In addition to the near-daily reports of more breaches, new laws and controversial workplace privacy issues, there have been 3 significant developments involving cyber and privacy already in 2013.
1. On January 17, 2013 the Department of Health and Human Services released its final “omnibus” rule in relation to HIPAA, effective March 26, 2013. The sweeping rule implements privacy regulations, increases penalties for HITECH violations, modifies breach notification rules, restricts disclosure of genetic information and expands the definition and responsibilities of business associates.
2. In his State of the Union address on February 14, 2013 President Obama unveiled an Executive Order on Cybersecurity. An executive order does not carry the same effect of law, and it mostly encourages voluntary conduct among federal agencies and the private sector. But the order raises awareness of threats to critical infrastructures, balanced against the preservation of privacy and civil liberties.
3. On February 17, 2013 Mandiant, a US security company, released a report detailing massive espionage into US companies by hackers associated with the Chinese military under the mysterious name “Unit 61398.” The scope and pervasiveness of this type of hacking reminds all businesses that they must take cyber threats seriously and implement preventative measures. Because the risk is not only to third parties but also to their intellectual property.
Looking further at the crystal ball and what may catch our attention in 2013, let’s consider Privilege.
Assume a breach of PII from an organization. The internal investigation team is likely to consist of in-house counsel, an IT group and a “C-suite” executive. Are communications with in-house counsel privileged?
As with most things, it depends – on the jurisdiction and whether the communications allow the attorney to provide a legal service to the corporation. This is a narrowly construed test because most courts consider the mixed legal and business functions of in-house counsel. So, communications about a data breach with in-house counsel may not be privileged.
Are documents created during an internal investigation of a privacy breach privileged? Generally no. Ordinary business documents that would have been prepared regardless of whether the recipient is an attorney are not protected.

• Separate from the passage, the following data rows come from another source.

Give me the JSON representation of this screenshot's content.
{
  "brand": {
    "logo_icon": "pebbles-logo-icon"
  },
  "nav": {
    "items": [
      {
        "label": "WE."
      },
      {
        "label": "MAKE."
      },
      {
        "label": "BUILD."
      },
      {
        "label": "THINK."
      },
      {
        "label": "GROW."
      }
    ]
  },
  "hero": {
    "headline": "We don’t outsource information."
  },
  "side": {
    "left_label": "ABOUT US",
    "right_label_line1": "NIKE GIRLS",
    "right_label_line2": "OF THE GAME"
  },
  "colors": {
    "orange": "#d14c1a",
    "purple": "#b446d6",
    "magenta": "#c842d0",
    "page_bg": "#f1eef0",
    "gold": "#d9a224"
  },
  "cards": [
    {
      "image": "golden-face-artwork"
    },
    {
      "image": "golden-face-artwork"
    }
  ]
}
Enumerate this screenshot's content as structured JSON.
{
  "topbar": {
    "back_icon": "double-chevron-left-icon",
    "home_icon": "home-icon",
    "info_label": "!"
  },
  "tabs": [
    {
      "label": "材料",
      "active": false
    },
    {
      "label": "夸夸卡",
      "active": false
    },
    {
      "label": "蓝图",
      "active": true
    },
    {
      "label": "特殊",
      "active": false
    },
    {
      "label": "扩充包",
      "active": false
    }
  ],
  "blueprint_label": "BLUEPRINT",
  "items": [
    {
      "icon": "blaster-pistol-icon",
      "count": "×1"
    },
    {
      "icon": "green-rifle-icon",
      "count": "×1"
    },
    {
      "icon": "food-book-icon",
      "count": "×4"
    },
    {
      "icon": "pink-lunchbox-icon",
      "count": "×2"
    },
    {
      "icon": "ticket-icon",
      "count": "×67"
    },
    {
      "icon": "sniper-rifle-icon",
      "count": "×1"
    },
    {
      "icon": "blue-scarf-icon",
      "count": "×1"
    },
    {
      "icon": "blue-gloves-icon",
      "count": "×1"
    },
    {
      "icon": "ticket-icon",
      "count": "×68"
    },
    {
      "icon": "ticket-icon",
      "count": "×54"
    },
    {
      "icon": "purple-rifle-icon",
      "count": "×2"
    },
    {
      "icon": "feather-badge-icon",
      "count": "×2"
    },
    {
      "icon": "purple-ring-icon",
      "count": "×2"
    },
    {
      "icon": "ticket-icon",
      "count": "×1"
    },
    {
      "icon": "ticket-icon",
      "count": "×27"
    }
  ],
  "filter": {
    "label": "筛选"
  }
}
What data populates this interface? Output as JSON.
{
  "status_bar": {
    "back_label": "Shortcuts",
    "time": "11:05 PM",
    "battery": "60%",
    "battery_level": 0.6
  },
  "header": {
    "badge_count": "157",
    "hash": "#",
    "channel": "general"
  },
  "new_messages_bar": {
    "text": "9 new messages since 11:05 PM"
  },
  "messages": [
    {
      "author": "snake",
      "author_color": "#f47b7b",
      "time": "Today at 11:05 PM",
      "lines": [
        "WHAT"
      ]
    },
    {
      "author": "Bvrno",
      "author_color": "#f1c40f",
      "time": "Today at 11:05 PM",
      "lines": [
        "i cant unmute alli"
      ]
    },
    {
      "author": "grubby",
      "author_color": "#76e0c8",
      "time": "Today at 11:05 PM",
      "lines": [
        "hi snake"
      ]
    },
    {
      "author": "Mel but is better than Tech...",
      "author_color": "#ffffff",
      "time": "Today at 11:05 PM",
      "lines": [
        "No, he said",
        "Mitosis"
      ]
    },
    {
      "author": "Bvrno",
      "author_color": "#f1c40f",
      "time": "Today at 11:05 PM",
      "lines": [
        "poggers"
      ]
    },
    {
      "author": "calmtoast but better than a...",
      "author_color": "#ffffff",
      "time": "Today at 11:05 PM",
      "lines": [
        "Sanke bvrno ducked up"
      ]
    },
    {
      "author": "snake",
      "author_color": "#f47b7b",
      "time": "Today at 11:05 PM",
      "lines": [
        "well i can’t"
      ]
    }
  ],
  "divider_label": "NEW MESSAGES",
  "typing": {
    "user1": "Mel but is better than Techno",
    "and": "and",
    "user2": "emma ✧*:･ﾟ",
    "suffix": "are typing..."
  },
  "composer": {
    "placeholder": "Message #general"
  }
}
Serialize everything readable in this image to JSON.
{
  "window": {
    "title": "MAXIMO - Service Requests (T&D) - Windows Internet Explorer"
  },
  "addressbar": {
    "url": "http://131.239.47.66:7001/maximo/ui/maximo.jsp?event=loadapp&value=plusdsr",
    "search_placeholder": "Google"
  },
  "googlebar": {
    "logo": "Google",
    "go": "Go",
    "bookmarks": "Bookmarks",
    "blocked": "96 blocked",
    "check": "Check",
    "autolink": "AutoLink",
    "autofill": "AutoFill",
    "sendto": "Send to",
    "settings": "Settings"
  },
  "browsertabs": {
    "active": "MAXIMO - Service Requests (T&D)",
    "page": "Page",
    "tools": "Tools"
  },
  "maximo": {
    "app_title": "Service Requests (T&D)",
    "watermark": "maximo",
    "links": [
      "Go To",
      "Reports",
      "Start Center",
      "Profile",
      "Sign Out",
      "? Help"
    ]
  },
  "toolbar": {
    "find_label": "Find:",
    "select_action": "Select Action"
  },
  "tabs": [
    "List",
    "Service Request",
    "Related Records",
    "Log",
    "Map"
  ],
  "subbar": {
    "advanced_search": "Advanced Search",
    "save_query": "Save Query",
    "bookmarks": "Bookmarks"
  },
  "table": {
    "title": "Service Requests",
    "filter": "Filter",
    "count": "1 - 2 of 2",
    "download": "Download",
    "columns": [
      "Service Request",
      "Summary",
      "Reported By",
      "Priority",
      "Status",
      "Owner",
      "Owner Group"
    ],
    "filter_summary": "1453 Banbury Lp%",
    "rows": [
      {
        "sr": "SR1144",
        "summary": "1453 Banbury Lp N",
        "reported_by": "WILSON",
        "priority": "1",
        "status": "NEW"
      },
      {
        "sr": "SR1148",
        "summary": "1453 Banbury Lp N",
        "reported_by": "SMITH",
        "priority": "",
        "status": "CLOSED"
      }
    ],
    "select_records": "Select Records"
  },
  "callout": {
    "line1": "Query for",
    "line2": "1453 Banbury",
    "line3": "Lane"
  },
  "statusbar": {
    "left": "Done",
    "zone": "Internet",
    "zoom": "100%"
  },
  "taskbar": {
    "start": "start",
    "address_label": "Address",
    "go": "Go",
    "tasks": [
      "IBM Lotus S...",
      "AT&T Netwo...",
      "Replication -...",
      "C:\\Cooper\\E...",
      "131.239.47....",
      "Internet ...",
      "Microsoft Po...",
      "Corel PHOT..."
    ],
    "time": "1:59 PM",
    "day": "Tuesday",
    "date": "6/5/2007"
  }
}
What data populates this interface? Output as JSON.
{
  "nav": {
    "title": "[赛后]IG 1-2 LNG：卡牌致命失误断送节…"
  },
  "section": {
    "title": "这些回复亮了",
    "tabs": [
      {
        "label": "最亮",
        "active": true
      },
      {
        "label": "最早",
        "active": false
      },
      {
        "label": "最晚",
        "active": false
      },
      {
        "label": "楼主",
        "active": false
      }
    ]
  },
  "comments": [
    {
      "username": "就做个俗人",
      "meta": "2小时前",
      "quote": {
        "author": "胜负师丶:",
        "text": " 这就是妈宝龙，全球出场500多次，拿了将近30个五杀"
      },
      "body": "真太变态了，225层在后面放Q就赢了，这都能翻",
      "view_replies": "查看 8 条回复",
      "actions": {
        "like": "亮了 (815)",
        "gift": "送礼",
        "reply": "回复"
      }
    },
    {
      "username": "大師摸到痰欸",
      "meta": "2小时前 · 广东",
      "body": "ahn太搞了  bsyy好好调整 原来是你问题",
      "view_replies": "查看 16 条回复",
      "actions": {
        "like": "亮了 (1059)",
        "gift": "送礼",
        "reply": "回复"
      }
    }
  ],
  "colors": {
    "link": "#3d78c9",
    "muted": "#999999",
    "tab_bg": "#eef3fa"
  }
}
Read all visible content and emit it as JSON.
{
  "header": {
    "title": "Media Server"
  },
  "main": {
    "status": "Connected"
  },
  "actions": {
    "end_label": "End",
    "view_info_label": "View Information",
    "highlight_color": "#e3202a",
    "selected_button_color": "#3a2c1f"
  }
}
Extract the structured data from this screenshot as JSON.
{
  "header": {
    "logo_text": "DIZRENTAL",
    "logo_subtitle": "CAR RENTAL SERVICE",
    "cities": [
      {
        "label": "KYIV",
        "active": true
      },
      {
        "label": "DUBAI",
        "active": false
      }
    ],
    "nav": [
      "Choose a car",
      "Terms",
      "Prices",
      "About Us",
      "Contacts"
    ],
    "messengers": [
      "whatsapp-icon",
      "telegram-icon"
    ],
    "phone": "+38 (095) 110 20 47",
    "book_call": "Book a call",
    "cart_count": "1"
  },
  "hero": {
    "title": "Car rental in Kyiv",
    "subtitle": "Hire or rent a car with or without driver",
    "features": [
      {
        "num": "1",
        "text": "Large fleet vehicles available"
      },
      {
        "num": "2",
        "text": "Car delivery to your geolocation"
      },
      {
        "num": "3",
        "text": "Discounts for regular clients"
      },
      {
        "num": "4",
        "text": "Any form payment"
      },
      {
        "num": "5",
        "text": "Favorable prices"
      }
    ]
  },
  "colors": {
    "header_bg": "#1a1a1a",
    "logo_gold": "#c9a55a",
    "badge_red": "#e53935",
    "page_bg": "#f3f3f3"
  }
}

What about work product? If a business hires outside counsel to advise on legal issues in a breach, then the advice may be protected as attorney client privilege and/or work product. The difference between them is whether the work of outside counsel was performed “in anticipation of litigation.”
What if an insurance policy names a data forensic company to immediately help control a breach. Is their report privileged? Unlikely.
What if the forensic company is retained by the insurer’s counsel? Then the report may be work product and protected, unless for example they were to testify.
But having the forensic company controlled by a lawyer may frustrate the goal of identifying and fixing a breach as soon as possible, if the lawyer must first vet their decisions and analyses.
Born December 19, 2012 to Krista (our blog co-author and webinar master) and Josh Figlewicz. Congratulations!